Strides for Sandy Hook

Tuesday 3.5.2013 @ 5:57pm | ImagesAZ | Inspiration

No matter where we were when the tragic shooting at Sandy Hook Elementary in Newtown, Connecticut took place, our hearts broke for the victims and their families. So many of us were overcome with feelings of hopelessness and helplessness; hopelessness for the crushing sadness left in the wake of a mad gunman’s senseless rampage against innocent teachers and children, and helplessness because, no matter how much our hearts ached, there seemed to be little we could do for those who were suffering most.


Denise Thompson refused to let the miles between her North Valley home and the East Coast tragedy deter her. As a runner and owner of YogiRunner Wellness Coaching, Denise decided to organize a community event to show the Sandy Hook community that Phoenix cares.


On a rainy Sunday in late January, over 50 people of all ages gathered at Max Muscle on Carefree Highway to honor the victims of Sandy Hook Elementary. Together, they joined in an emotional candlelight vigil, reading off the names of each victim as the song “Somewhere Over the Rainbow,” recorded by Sandy Hook tragedy survivors, resonated throughout the room with somber hope. The mission remained sober, but the mood lightened as the group headed down the road for a 5K run.


Children ran alongside their parents, and neighbors shared laughter and camaraderie as a small sea of green and white – the colors of Sandy Hook Elementary – made its way south along 27th Avenue and down North Valley Parkway before looping around for the return. Among the runners were the principal of Ridgeline Academy, as well as several teachers who wanted to show their support.


Also among the runners was Holly Jeppeson, who shared a painful bond with so many Sandy Hook Elementary parents. “We lost a son in a car accident,” she explained. “When Sandy Hook happened, it struck me to the core. I couldn’t even think about watching the news; I could relate on a different level. Then I realized I had to show these parents they had support. I know all too well what it’s like to feel this helpless.”


Holly’s 13-year-old daughter Allie got involved too, creating posters, ribbons and fliers to spread the word. “I loved getting involved!” she said. “It was such a great feeling to know that I was helping other kids.”


As parents of a six-year-old, Korine and Mike Leibman were also passionate about the cause. “It felt good to donate and do something positive for those who were in dire need of feeling love and support. It was fun to do with our family, and it felt good to see the community come together for the good of others,” Korine said.

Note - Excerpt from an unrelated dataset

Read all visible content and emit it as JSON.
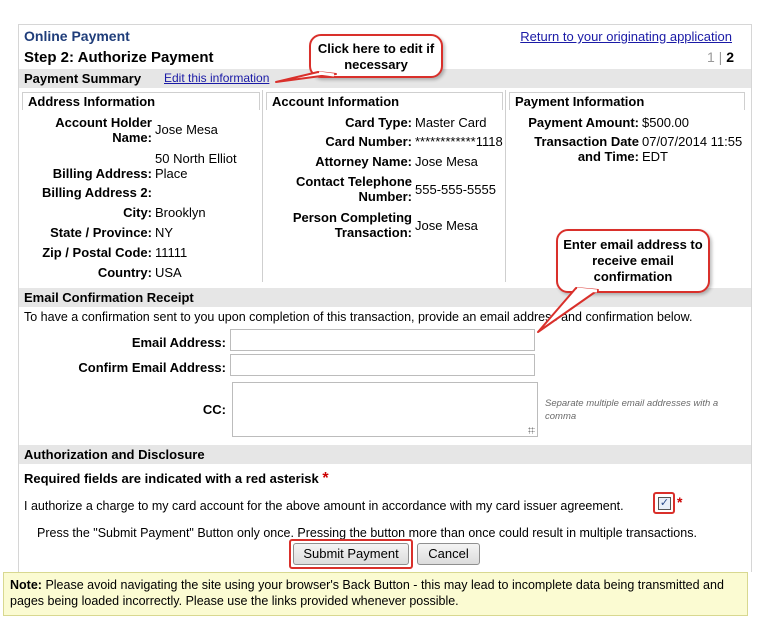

Proceeds from runners’ $20 entry fees and from prize drawings held for restaurant gift cards, fitness coaching packages, massage, hair products and more, all donated by local businesses, will benefit survivors of the Sandy Hook Elementary shooting. Also included in the area contribution is money collected by a local family, friends of a relative of six-year-old Sandy Hook Elementary shooting victim Caroline Previdi. They sold green rubber bracelets for $5 each in memory of the little girl, and her classmates and teachers who died.


Support from North Valley families, combined with the efforts of thousands of others across the nation and the world, is shining a light in the darkness for so many in Newtown, Connecticut. It will not be the utter and complete senselessness of the tragedy that we will hold on to. It will be the hope and humanity that, stranger to stranger, brought us all together, and encouraged us to reach out to one another in a time of need.


“The coming together of our community was a true testament of compassion, generosity and love. Thank you to all participants who took time out of their day and money out of their wallets to make a difference,” said Denise. “It was so special that even my nine-year old son was given the opportunity to feel like he was actually doing something to support those affected by this tragedy.


“Learning that we can do something to make a difference, even when we feel helpless, is one of the greatest lessons we can receive.”